+++ Data section +++

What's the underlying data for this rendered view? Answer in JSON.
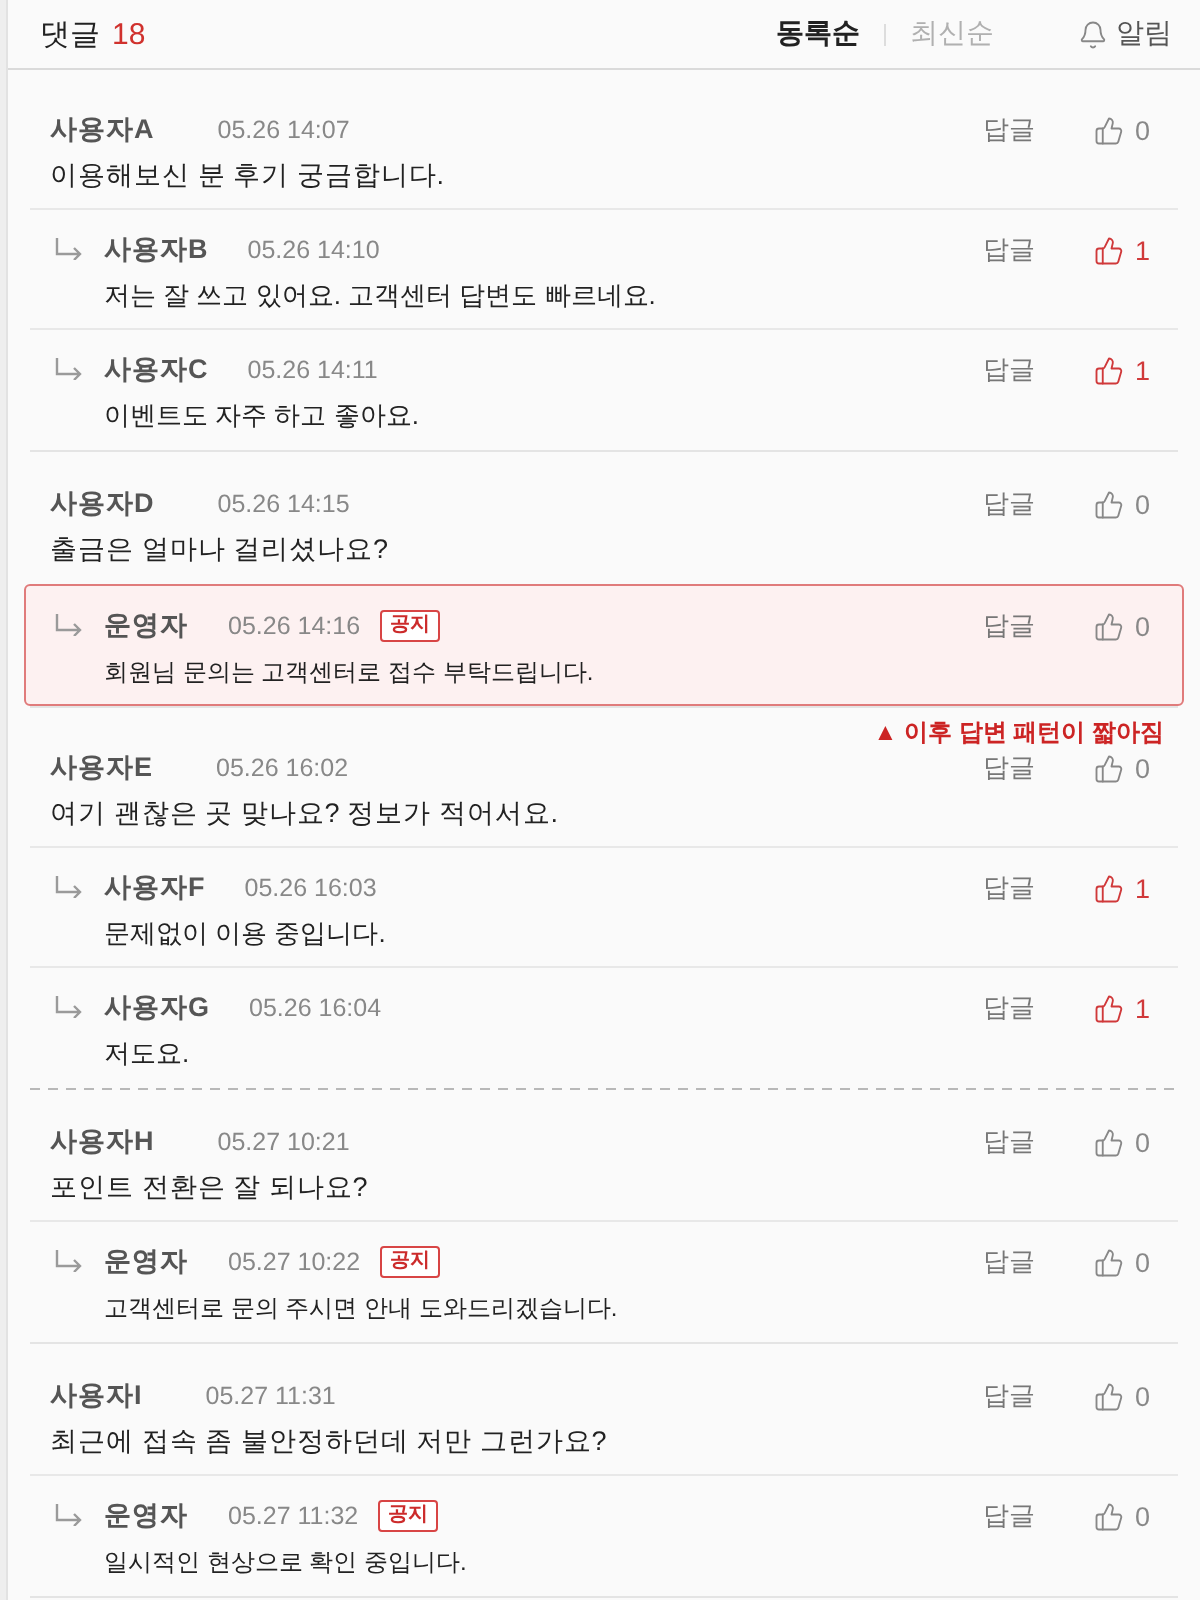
{
  "header": {
    "title": "댓글",
    "count": "18",
    "sort_options": [
      {
        "label": "동록순",
        "selected": true
      },
      {
        "label": "최신순",
        "selected": false
      }
    ],
    "notify_label": "알림"
  },
  "threads": [
    {
      "dashed_divider": false,
      "comment": {
        "author": "사용자A",
        "time": "05.26 14:07",
        "text": "이용해보신 분 후기 궁금합니다.",
        "reply_label": "답글",
        "likes": "0",
        "liked": false
      },
      "replies": [
        {
          "kind": "user",
          "author": "사용자B",
          "time": "05.26 14:10",
          "text": "저는 잘 쓰고 있어요. 고객센터 답변도 빠르네요.",
          "reply_label": "답글",
          "likes": "1",
          "liked": true,
          "highlighted": false
        },
        {
          "kind": "user",
          "author": "사용자C",
          "time": "05.26 14:11",
          "text": "이벤트도 자주 하고 좋아요.",
          "reply_label": "답글",
          "likes": "1",
          "liked": true,
          "highlighted": false
        }
      ]
    },
    {
      "dashed_divider": false,
      "comment": {
        "author": "사용자D",
        "time": "05.26 14:15",
        "text": "출금은 얼마나 걸리셨나요?",
        "reply_label": "답글",
        "likes": "0",
        "liked": false
      },
      "replies": [
        {
          "kind": "operator",
          "author": "운영자",
          "time": "05.26 14:16",
          "badge": "공지",
          "text": "회원님 문의는 고객센터로 접수 부탁드립니다.",
          "reply_label": "답글",
          "likes": "0",
          "liked": false,
          "highlighted": true
        }
      ],
      "note": "▲ 이후 답변 패턴이 짧아짐"
    },
    {
      "dashed_divider": true,
      "comment": {
        "author": "사용자E",
        "time": "05.26 16:02",
        "text": "여기 괜찮은 곳 맞나요? 정보가 적어서요.",
        "reply_label": "답글",
        "likes": "0",
        "liked": false
      },
      "replies": [
        {
          "kind": "user",
          "author": "사용자F",
          "time": "05.26 16:03",
          "text": "문제없이 이용 중입니다.",
          "reply_label": "답글",
          "likes": "1",
          "liked": true,
          "highlighted": false
        },
        {
          "kind": "user",
          "author": "사용자G",
          "time": "05.26 16:04",
          "text": "저도요.",
          "reply_label": "답글",
          "likes": "1",
          "liked": true,
          "highlighted": false
        }
      ]
    },
    {
      "dashed_divider": false,
      "comment": {
        "author": "사용자H",
        "time": "05.27 10:21",
        "text": "포인트 전환은 잘 되나요?",
        "reply_label": "답글",
        "likes": "0",
        "liked": false
      },
      "replies": [
        {
          "kind": "operator",
          "author": "운영자",
          "time": "05.27 10:22",
          "badge": "공지",
          "text": "고객센터로 문의 주시면 안내 도와드리겠습니다.",
          "reply_label": "답글",
          "likes": "0",
          "liked": false,
          "highlighted": false
        }
      ]
    },
    {
      "dashed_divider": false,
      "comment": {
        "author": "사용자I",
        "time": "05.27 11:31",
        "text": "최근에 접속 좀 불안정하던데 저만 그런가요?",
        "reply_label": "답글",
        "likes": "0",
        "liked": false
      },
      "replies": [
        {
          "kind": "operator",
          "author": "운영자",
          "time": "05.27 11:32",
          "badge": "공지",
          "text": "일시적인 현상으로 확인 중입니다.",
          "reply_label": "답글",
          "likes": "0",
          "liked": false,
          "highlighted": false
        }
      ]
    }
  ]
}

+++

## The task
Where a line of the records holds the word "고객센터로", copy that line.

## Written reply
          "text": "회원님 문의는 고객센터로 접수 부탁드립니다.",
          "text": "고객센터로 문의 주시면 안내 도와드리겠습니다.",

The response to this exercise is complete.